### What is needed
Tally the lines in the records below that contain "placeholder" and return only the result.

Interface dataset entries
*** Block opens ***

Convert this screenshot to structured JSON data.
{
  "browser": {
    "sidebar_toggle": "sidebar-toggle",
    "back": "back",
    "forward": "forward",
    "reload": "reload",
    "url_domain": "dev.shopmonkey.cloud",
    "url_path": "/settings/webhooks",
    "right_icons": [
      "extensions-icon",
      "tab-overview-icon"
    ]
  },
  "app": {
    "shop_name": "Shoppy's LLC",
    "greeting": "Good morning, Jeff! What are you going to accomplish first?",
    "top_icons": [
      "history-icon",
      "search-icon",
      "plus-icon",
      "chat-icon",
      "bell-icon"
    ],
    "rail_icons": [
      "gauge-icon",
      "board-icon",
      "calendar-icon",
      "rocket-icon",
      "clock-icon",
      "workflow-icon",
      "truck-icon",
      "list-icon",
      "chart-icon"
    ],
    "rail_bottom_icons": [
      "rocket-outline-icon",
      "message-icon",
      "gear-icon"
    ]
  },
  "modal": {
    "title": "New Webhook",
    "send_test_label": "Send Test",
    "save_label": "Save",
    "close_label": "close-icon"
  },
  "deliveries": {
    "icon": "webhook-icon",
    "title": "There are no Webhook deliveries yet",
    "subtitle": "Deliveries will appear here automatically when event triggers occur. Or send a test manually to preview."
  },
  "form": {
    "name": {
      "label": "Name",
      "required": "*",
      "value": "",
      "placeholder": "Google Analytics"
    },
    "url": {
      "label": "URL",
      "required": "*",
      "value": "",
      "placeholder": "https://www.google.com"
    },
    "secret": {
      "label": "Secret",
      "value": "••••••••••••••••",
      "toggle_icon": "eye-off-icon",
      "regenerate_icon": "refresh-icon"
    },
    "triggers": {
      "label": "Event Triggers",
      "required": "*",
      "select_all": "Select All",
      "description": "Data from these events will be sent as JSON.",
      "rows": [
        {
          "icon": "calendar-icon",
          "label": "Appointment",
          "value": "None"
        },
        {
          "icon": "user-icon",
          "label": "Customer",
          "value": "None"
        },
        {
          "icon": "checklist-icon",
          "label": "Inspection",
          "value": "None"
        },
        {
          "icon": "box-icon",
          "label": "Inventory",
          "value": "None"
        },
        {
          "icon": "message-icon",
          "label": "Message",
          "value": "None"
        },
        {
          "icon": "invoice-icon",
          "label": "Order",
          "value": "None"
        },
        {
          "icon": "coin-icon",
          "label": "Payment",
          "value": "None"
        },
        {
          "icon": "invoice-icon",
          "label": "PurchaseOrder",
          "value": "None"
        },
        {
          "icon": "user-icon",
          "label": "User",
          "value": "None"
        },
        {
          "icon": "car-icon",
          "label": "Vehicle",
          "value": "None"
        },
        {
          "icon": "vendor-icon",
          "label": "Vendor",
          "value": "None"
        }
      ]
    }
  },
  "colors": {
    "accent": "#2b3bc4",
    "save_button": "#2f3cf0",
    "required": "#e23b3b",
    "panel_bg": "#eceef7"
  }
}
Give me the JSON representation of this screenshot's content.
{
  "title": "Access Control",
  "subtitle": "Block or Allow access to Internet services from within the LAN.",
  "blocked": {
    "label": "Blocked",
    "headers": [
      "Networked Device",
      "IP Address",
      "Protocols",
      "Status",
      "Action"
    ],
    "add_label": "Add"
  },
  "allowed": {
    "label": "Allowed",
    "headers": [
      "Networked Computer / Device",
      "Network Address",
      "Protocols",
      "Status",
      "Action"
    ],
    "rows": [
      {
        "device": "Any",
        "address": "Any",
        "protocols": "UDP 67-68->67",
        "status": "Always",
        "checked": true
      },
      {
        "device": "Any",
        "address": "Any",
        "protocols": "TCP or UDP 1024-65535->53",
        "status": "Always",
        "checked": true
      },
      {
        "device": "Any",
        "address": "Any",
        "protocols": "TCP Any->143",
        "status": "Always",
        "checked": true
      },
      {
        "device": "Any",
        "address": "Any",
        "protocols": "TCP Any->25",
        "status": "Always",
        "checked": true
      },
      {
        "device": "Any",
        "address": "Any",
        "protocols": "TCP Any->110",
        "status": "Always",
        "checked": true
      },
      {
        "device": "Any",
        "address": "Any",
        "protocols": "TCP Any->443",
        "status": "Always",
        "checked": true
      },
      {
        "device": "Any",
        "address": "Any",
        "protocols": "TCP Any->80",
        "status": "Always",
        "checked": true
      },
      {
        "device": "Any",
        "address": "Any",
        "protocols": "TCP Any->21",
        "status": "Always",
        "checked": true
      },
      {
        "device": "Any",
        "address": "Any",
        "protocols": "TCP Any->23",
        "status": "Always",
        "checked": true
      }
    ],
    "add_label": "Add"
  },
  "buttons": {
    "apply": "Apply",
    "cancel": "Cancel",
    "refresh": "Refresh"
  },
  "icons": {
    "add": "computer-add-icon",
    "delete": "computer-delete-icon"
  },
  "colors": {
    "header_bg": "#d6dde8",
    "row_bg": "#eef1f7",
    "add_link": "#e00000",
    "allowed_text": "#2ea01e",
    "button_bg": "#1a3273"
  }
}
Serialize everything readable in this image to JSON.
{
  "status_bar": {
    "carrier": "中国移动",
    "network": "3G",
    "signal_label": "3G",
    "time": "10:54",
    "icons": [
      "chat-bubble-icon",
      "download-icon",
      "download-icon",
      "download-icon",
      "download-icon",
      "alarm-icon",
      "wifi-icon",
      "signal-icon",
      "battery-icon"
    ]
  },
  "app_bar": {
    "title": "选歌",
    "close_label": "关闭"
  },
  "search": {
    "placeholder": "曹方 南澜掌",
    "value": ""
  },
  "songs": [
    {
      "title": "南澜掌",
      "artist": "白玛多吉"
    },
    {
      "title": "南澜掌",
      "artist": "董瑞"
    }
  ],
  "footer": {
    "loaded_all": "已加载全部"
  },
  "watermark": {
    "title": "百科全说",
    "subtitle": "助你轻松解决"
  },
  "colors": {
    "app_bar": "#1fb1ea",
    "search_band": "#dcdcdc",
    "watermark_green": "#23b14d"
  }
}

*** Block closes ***

### Expected answer
3